On a more existential level, she feels simultaneously a pressure and a hope when she hears of other ‘survivors’ who found their vocation or calling or passion in life once through the other end of cancer. At present it feels enough to get through a day where she can have some pleasant interactions with a baby and a four year-old energy-bomb, eat enough, and try and get out the house. Never mind become a life coach or personal trainer or motivational speaker or write the next great Australian novel as a dynamic cancer-survivor-to-be. She’d like to just be able to play with her kids without feeling wiped out and frustrated and impatient.

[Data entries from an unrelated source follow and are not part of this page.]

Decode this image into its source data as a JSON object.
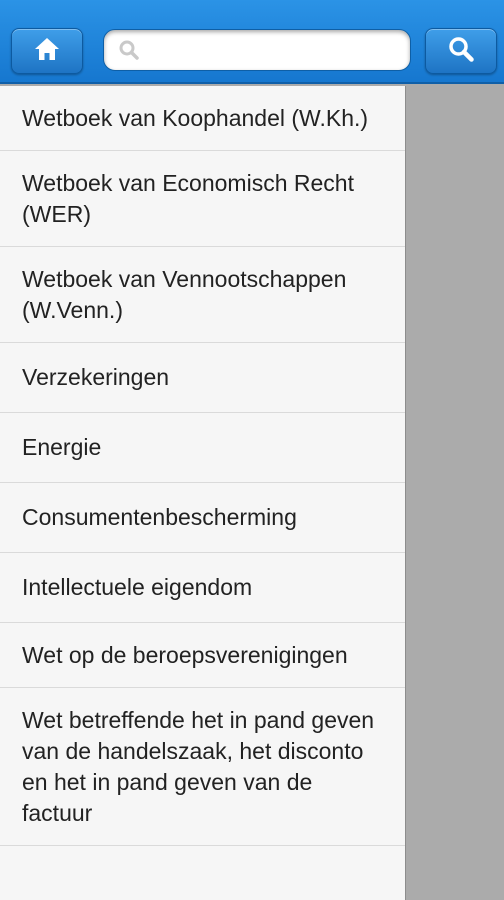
{
  "header": {
    "home_icon": "home-icon",
    "search_icon": "search-icon",
    "search_placeholder": "",
    "search_value": ""
  },
  "menu": {
    "items": [
      {
        "label": "Wetboek van Koophandel (W.Kh.)"
      },
      {
        "label": "Wetboek van Economisch Recht (WER)"
      },
      {
        "label": "Wetboek van Vennootschappen (W.Venn.)"
      },
      {
        "label": "Verzekeringen"
      },
      {
        "label": "Energie"
      },
      {
        "label": "Consumentenbescherming"
      },
      {
        "label": "Intellectuele eigendom"
      },
      {
        "label": "Wet op de beroepsverenigingen"
      },
      {
        "label": "Wet betreffende het in pand geven van de handelszaak, het disconto en het in pand geven van de factuur"
      }
    ]
  },
  "colors": {
    "header": "#1e82d8",
    "panel_bg": "#f6f6f6",
    "overlay": "#ababab"
  }
}
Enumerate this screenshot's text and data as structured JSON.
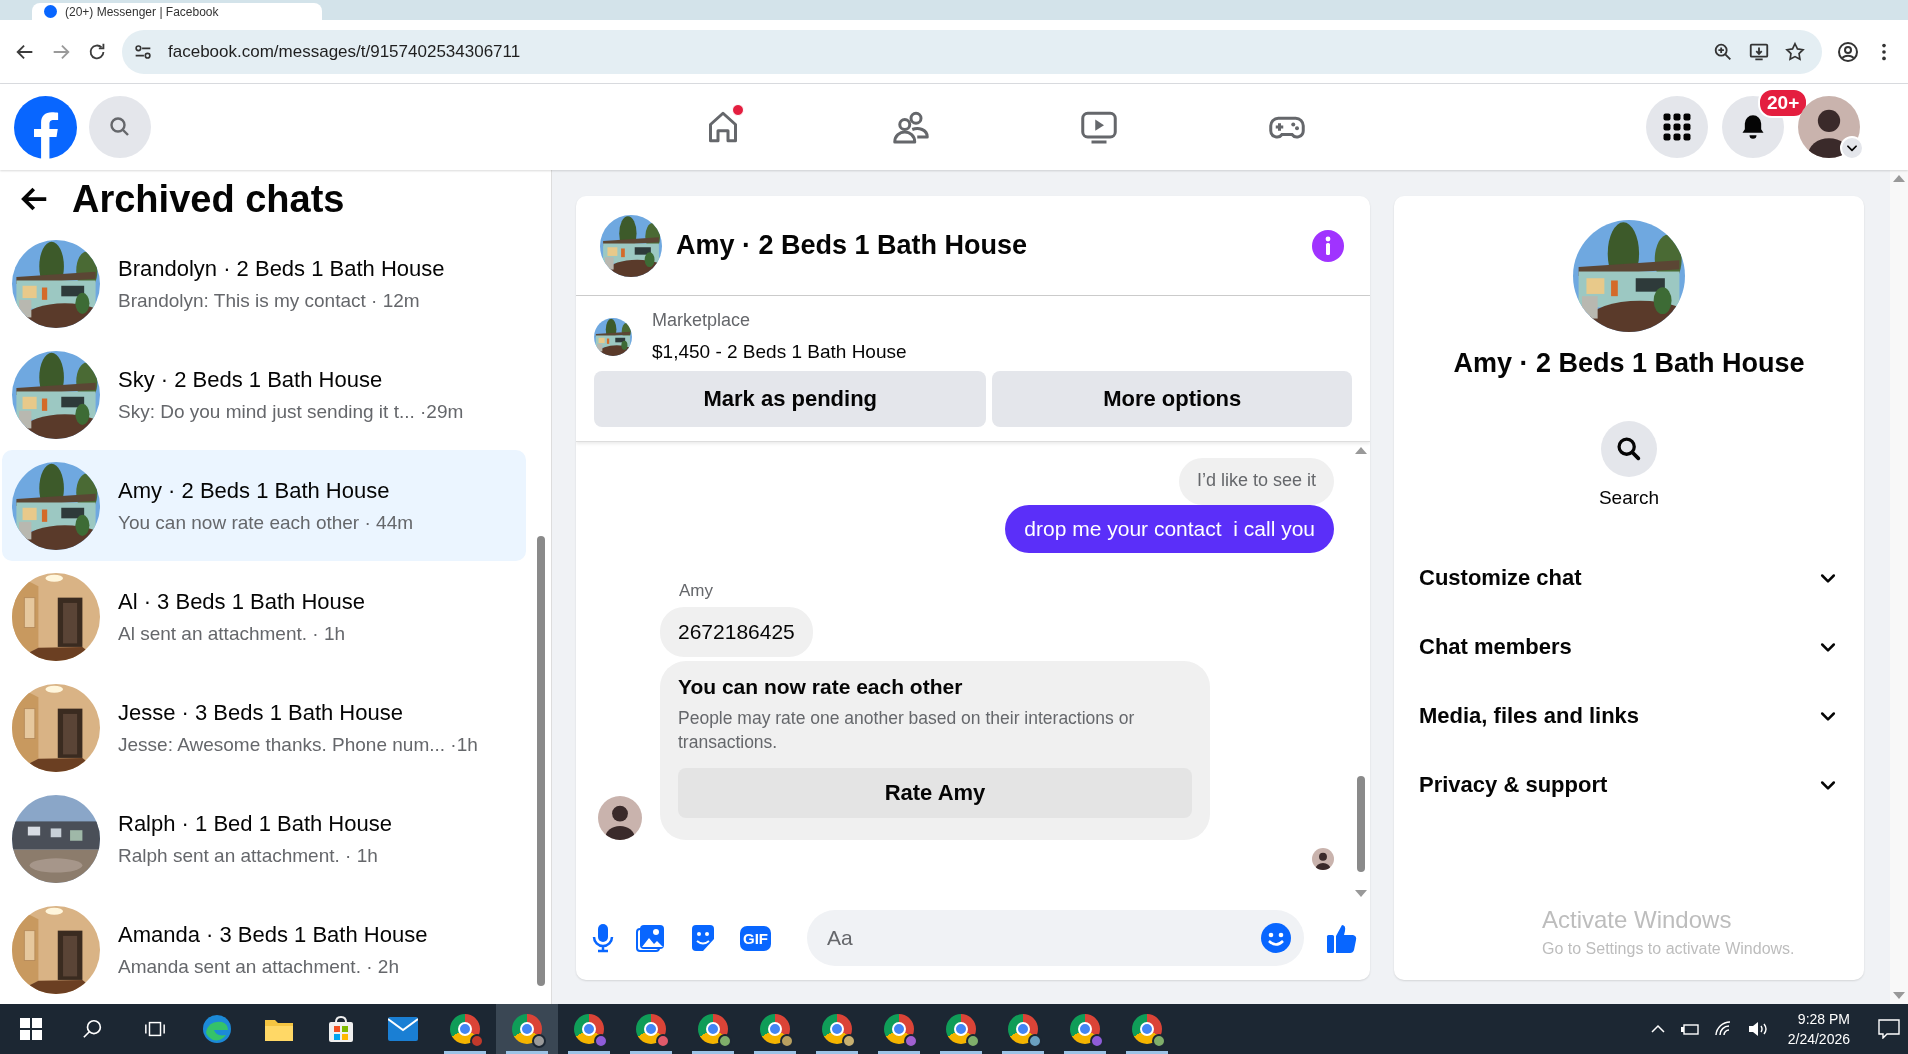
{
  "browser": {
    "tab_title": "(20+) Messenger | Facebook",
    "url": "facebook.com/messages/t/9157402534306711"
  },
  "nav": {
    "items": [
      {
        "kind": "home",
        "dot": true
      },
      {
        "kind": "friends",
        "dot": false
      },
      {
        "kind": "video",
        "dot": false
      },
      {
        "kind": "gaming",
        "dot": false
      }
    ],
    "notifications": "20+"
  },
  "sidebar": {
    "title": "Archived chats",
    "chats": [
      {
        "name": "Brandolyn · 2 Beds 1 Bath House",
        "snippet": "Brandolyn: This is my contact · 12m",
        "selected": false
      },
      {
        "name": "Sky · 2 Beds 1 Bath House",
        "snippet": "Sky: Do you mind just sending it t... ·29m",
        "selected": false
      },
      {
        "name": "Amy · 2 Beds 1 Bath House",
        "snippet": "You can now rate each other · 44m",
        "selected": true
      },
      {
        "name": "Al · 3 Beds 1 Bath House",
        "snippet": "Al sent an attachment. · 1h",
        "selected": false
      },
      {
        "name": "Jesse · 3 Beds 1 Bath House",
        "snippet": "Jesse: Awesome thanks. Phone num... ·1h",
        "selected": false
      },
      {
        "name": "Ralph · 1 Bed 1 Bath House",
        "snippet": "Ralph sent an attachment. · 1h",
        "selected": false
      },
      {
        "name": "Amanda · 3 Beds 1 Bath House",
        "snippet": "Amanda sent an attachment. · 2h",
        "selected": false
      }
    ]
  },
  "conversation": {
    "title": "Amy · 2 Beds 1 Bath House",
    "listing": {
      "label": "Marketplace",
      "title": "$1,450 - 2 Beds 1 Bath House"
    },
    "actions": [
      "Mark as pending",
      "More options"
    ],
    "messages": [
      {
        "kind": "reply",
        "text": "I’d like to see it"
      },
      {
        "kind": "outgoing",
        "text": "drop me your contact  i call you"
      },
      {
        "kind": "sender",
        "text": "Amy"
      },
      {
        "kind": "incoming",
        "text": "2672186425"
      },
      {
        "kind": "card",
        "title": "You can now rate each other",
        "body": "People may rate one another based on their interactions or transactions.",
        "button": "Rate Amy"
      }
    ],
    "composer": {
      "gif_label": "GIF",
      "placeholder": "Aa"
    }
  },
  "info": {
    "title": "Amy · 2 Beds 1 Bath House",
    "search_label": "Search",
    "sections": [
      {
        "label": "Customize chat",
        "expanded": false
      },
      {
        "label": "Chat members",
        "expanded": false
      },
      {
        "label": "Media, files and links",
        "expanded": false
      },
      {
        "label": "Privacy & support",
        "expanded": false
      }
    ]
  },
  "activation": {
    "title": "Activate Windows",
    "text": "Go to Settings to activate Windows."
  },
  "taskbar": {
    "time": "9:28 PM",
    "date": "2/24/2026"
  }
}
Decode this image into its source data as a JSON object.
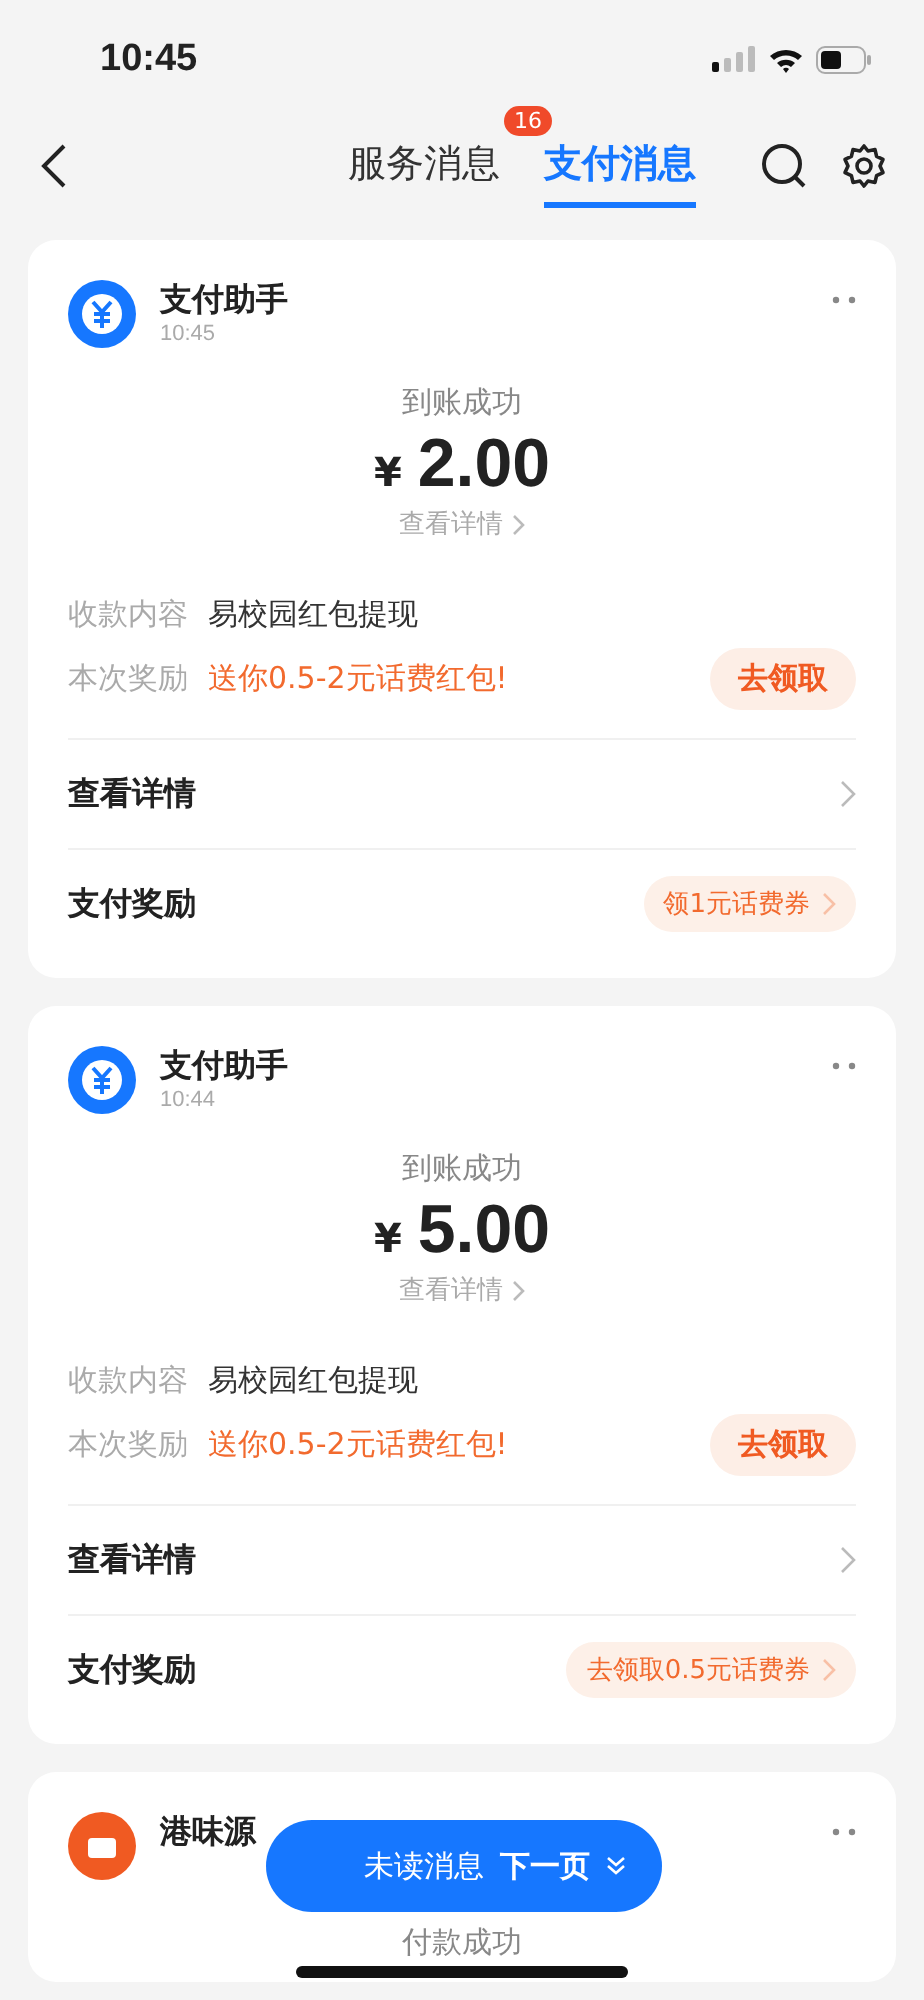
{
  "status_bar": {
    "time": "10:45"
  },
  "header": {
    "tabs": [
      {
        "label": "服务消息",
        "selected": false,
        "badge": "16"
      },
      {
        "label": "支付消息",
        "selected": true
      }
    ]
  },
  "messages": [
    {
      "sender": "支付助手",
      "time": "10:45",
      "kind": "payment",
      "status": "到账成功",
      "currency": "¥",
      "amount": "2.00",
      "detail_link": "查看详情",
      "info": [
        {
          "label": "收款内容",
          "value": "易校园红包提现",
          "kind": "plain"
        },
        {
          "label": "本次奖励",
          "value": "送你0.5-2元话费红包!",
          "kind": "promo",
          "action": "去领取"
        }
      ],
      "rows": [
        {
          "label": "查看详情"
        },
        {
          "label": "支付奖励",
          "tag": "领1元话费券"
        }
      ]
    },
    {
      "sender": "支付助手",
      "time": "10:44",
      "kind": "payment",
      "status": "到账成功",
      "currency": "¥",
      "amount": "5.00",
      "detail_link": "查看详情",
      "info": [
        {
          "label": "收款内容",
          "value": "易校园红包提现",
          "kind": "plain"
        },
        {
          "label": "本次奖励",
          "value": "送你0.5-2元话费红包!",
          "kind": "promo",
          "action": "去领取"
        }
      ],
      "rows": [
        {
          "label": "查看详情"
        },
        {
          "label": "支付奖励",
          "tag": "去领取0.5元话费券"
        }
      ]
    },
    {
      "sender": "港味源",
      "kind": "merchant",
      "status": "付款成功"
    }
  ],
  "floating_button": {
    "label": "未读消息",
    "action": "下一页"
  }
}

Without delving into personal details, there is also a sense at times of, how much suffering is enough? These are not words that Eva has used, and are probably more a projection of my own when I look at Eva’s life. There are a litany of things which have happened in which make me think, fuck, give her a break. This is potentially rather simplistic and perhaps self-pitying and introverted. But really, what’s the play here? What is this achieving?
So today Eva had most of the day by herself to try and process some of what’s been going on. The last four and half weeks have been such a non-stop onslaught of information and new experiences and future decision-consideration, she has not even read the basic leaflets about breast cancer which she was given. She has not been able to write and work out her own thoughts and feelings. Thankfully, she has found this blog useful as it has been to her what I hoped it would be: someone who knows her well being able to try and order and express and organise this insane experience into some sort of coherent narrative when her usually razor-like brain has been too dulled and drained and overwhelmed to be able to have the space and time to do that herself. One of the nicest things she has said to me was that ‘it feels like [I am] holding a space for her’ with this blog.
And none of this detracts from the things which we are grateful and thankful for: our friends and family who continue to convey their love and support; our two healthy, vivacious children; our wonderful health system; my understanding employer; our general comfort and safety and privilege in which we live.
It’s an imperfect situation, with us trying to muddle our way through the cascade of emotions and feelings. We struggle with ongoing anxiety which is a challenge to being mindful and present. We are communicating with so many loved ones, which again can disrupt our attempts to be present in the here and now. We are trying to parent like we want to with the normal challenges that come with having two young children. We don’t expect perfection from ourselves, but setting our expectations at the ‘right’ height is a never-ending game, changing from hour to hour. And a lesson we have been trying to learn in other areas of our lives over the last years is to do nothing out of fear: not to be reactive and controlling because of a real or imagined perceived threat. It comes back to sitting with our own discomfort and pain, the anxiety and worry, and being big enough for it. Being big enough to love children and one another as we wish in it. Being big enough to connect with others. Being big enough to live out that Life is Now.